What does a patch rollback do?
A patch rollback reverts software back to the last version that was used or installed on a device. Essentially, it undoes any changes that a patch would have made to the software. It’s another term for uninstalling a patch.
If you have a particularly problematic patch on your hands that’s creating a hassle, rolling back the patch is one of the options you have to resolve the issue.
How to uninstall a problematic patch
The process of uninstalling a patch will vary depending on the tools you use and the patch itself. While you can use a script or powershell to manually uninstall the patch, a patch management tool makes the process much easier. For example, here are the steps you would follow to uninstall a patch using NinjaOne’s patch management software:
1) Navigate to the NinjaOne dashboard and click on OS patching
2) Under OS patching, select Installed
3) Find the problematic patch from the list of patches (tip: you can use the search bar to find patches by name, KB, patch ID, or category)
4) When you find the patch, ensure that is labeled “yes” for uninstall supported
5) Select the patch using the checkmark box to the left of the patch
6) Click the Uninstall button above the patch
7) Click Confirm to uninstall the patch
A patch management tool such as NinjaOne makes uninstalling a patch a quick and simple process. After uninstalling the patch, the software will revert back to the previous version that was used before the patch.
Patching tips you need to know
Set up a patch management system
Fixing flawed or failed patches requires both time and resources.
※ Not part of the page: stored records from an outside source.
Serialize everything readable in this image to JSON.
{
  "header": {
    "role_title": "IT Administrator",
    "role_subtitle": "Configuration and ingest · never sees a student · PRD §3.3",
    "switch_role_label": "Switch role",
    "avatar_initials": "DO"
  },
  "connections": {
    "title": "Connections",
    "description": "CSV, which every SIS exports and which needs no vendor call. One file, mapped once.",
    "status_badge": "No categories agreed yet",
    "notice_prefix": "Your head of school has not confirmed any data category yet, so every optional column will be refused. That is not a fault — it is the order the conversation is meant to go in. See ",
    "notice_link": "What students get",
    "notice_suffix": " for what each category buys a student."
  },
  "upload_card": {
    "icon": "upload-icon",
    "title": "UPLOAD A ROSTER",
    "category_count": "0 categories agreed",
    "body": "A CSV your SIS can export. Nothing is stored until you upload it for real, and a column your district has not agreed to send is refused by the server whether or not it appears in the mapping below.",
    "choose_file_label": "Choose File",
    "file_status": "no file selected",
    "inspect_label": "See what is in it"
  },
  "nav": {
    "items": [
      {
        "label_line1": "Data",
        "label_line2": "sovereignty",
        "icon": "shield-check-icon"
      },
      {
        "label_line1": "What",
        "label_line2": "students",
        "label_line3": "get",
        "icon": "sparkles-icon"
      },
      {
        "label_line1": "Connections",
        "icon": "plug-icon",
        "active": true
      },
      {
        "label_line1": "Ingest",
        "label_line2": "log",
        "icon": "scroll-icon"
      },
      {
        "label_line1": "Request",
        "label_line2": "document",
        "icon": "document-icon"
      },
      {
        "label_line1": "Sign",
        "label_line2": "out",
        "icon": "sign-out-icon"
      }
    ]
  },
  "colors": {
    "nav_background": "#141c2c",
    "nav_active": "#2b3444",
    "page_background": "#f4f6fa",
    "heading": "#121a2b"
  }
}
With a patch management system in place, organizations can manage the patch management process easily and efficiently to deal with flawed or failed patches without wasting time and effort.
Consider other options besides rolling back a patch
Although rolling back a patch is an effective way to handle a flawed patch, there are other ways to resolve the issue. PDQ’s advice for rolling back patches presents these three alternative choices:
Use a workaround
If a patch creates a vulnerability, a developer can usually implement a workaround to fix the issue. Essentially, they can create a new patch to fix the problems in the old patch.
Uninstall the software
If your software and all its patches are creating too many issues that are difficult to deal with, sometimes it's best to uninstall the software. After uninstalling it, you can use a new, and less problematic, software solution in its place.
Accept the risk
Occasionally, you might have to accept whatever risks or issues an essential patch creates. However, keep in mind that this should be a temporary solution unless the risks/issues are so minor that they can be considered negligible.
Remember some patches cannot be uninstalled
Unfortunately, some patches cannot be uninstalled from applications. If you are having trouble rolling back a patch, check to make sure that your particular patch can be uninstalled.
What’s the best way to deal with a flawed patch?
Powershells, workarounds, and patching tools all help you to deal with a flawed patch. Is one way better, or more effective, than the rest? There is no right and wrong or “best solution” when it comes to dealing with a flawed patch as long as any issues are resolved.
The method you use to resolve the patch will depend on your specific situation. For example, if a patch is creating a multitude of issues and requires a lot of work to fix, it’s probably best to uninstall the patch. However, if the issues are minor, then a workaround would be the better choice.
Optimize your patch management system with NinjaOne
NinjaOne makes patching easy with a patch management solution that offers Windows 3rd party application patching, preemptive patch blocking, patch reporting and activity tracking, and more. From uninstalling patches to automatically identifying and resolving vulnerabilities, NinjaOne has the tools you need to make patching simple. Start your free trial to learn more.